Crappie action has picked up some steam and chub minnows slightly larger than the standard crappie minnows have been accounting for fish up to fourteen inches. Most of these fish have been holding suspended over deeper water.

 

Some nice lake trout have been caught by anglers trolling spoons and large crank baits in water down to fifty-five feet. Trolling speed anywhere from two to three mph has rewarded these folks with fish up to ten pounds. White, silver, and orange seems to be the best colors for spoons, and silver shad and glass minnow colored Rapala Husky Jerks are the best choice in cranks.

 

Some huge smallmouth bass are also falling for crank baits for some, while others can't resist the explosive action of the bass smashing top water baits worked early and late in the day. Try surface poppers or the old reliable Arbogast Jitterbugs for some awesome visual action.

 

 

 
Ely Chamber on Aug 07, 2017
 
fishing

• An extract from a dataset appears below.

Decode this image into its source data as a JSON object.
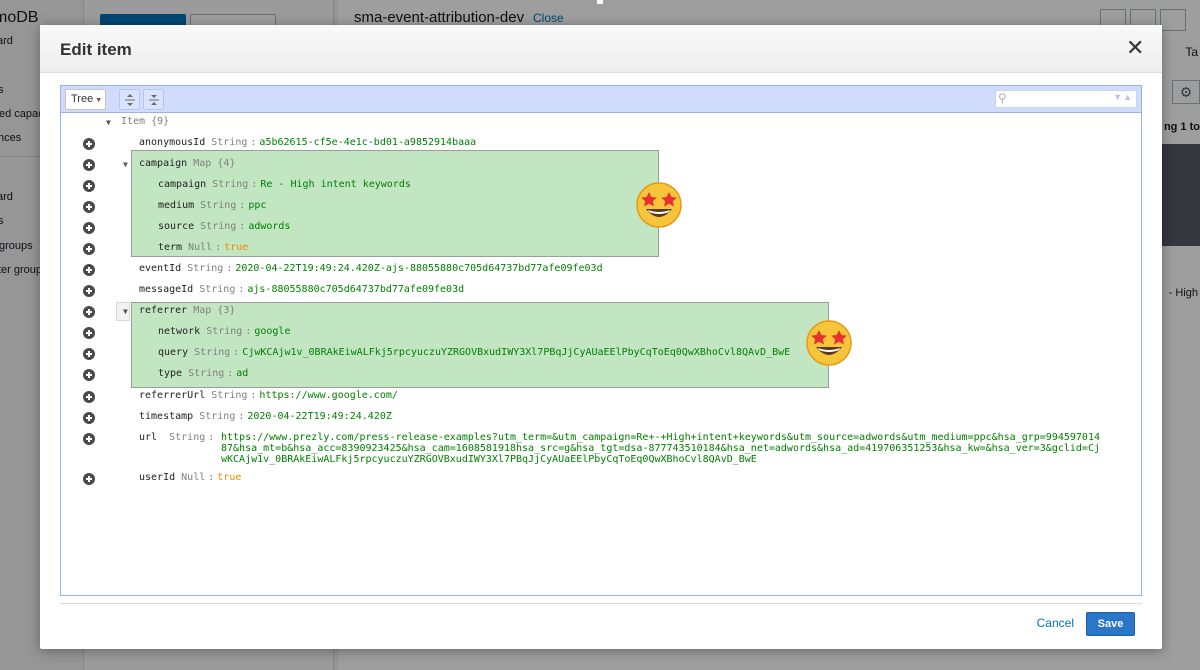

Reef edges and sunken islands are where you want to concentrate your efforts if you want to connect with some of the best walleye action of this summer season. Jigging Raps and Chubby Darters with a vertical presentation are accounting for a good number of walleyes lately. Some are also finding success by trolling crank baits or spinner/crawler combos in these same areas. Don't neglect the night bite either as the fish move close to shore after dark to crowd the bait fish in the shallows. It's not uncommon to find some big walleyes in as little as two or three feet of water once the sun goes down.

 

Sunfish and crappies are holding in deeper water down below seven feet during the day, but they too can be caught shallow as light begins to fade. This is especially true of the crappies as they line up for the skinny water buffet at dark.


Some nice lake trout to nine pounds have been taken recently. While most folks are using the tried and true method of trolling spoons and crank baits, a growing number of anglers are discovering vertical jigging can really pay off in the summer. Jigging Raps, Chubby Darters and the latest go-to trout bait - the jig and tube are the current hot items to use. You can fish tubes alone, but if you want to sweeten the deal, add a stinger hook and minnow. This combo has proved to be very effective over the last couple of years. Look for the fish to be holding in water forty to sixty-five feet right now.

 
Ely Chamber on Jul 31, 2017
 
fishing

Walleye fishermen have been reporting moderate success on the local lakes, but those venturing into the Boundary Waters have been doing very well. Most action has been through the use of crawlers and leeches either on a jig or rigged on a spinner rig. The bite has been in water from 15-25' during the day, and in the shallows come evening right up into two feet of water.

The crappies are definitely pleasing some anglers with nice limits coming out of area lakes. Some of these fish are topping two pounds and have been readily taking a shine to the various soft plastic baits that are now available. Many people are still using live minnows to catch them, but many more are finding out the merits of artificial in that one doesn't have to rebait after each fish and are able to keep ones bait in the water longer while the bite remains hot.

Smallmouth bass anglers have been having a field day with the feisty bass smashing top water offerings along shorelines and weed edges, or on crayfish pattern crank baits during the day.

Vertical jigging is paying off for anglers targeting lake trout on the deeper lakes surrounding Ely. Jigging Raps and white tube baits really shine here, but some trout over ten pounds responding to trolled spoons. White, white/green and orange/copper colors have been the most productive.

 
Ely Chamber on Jul 24, 2017
 
fishing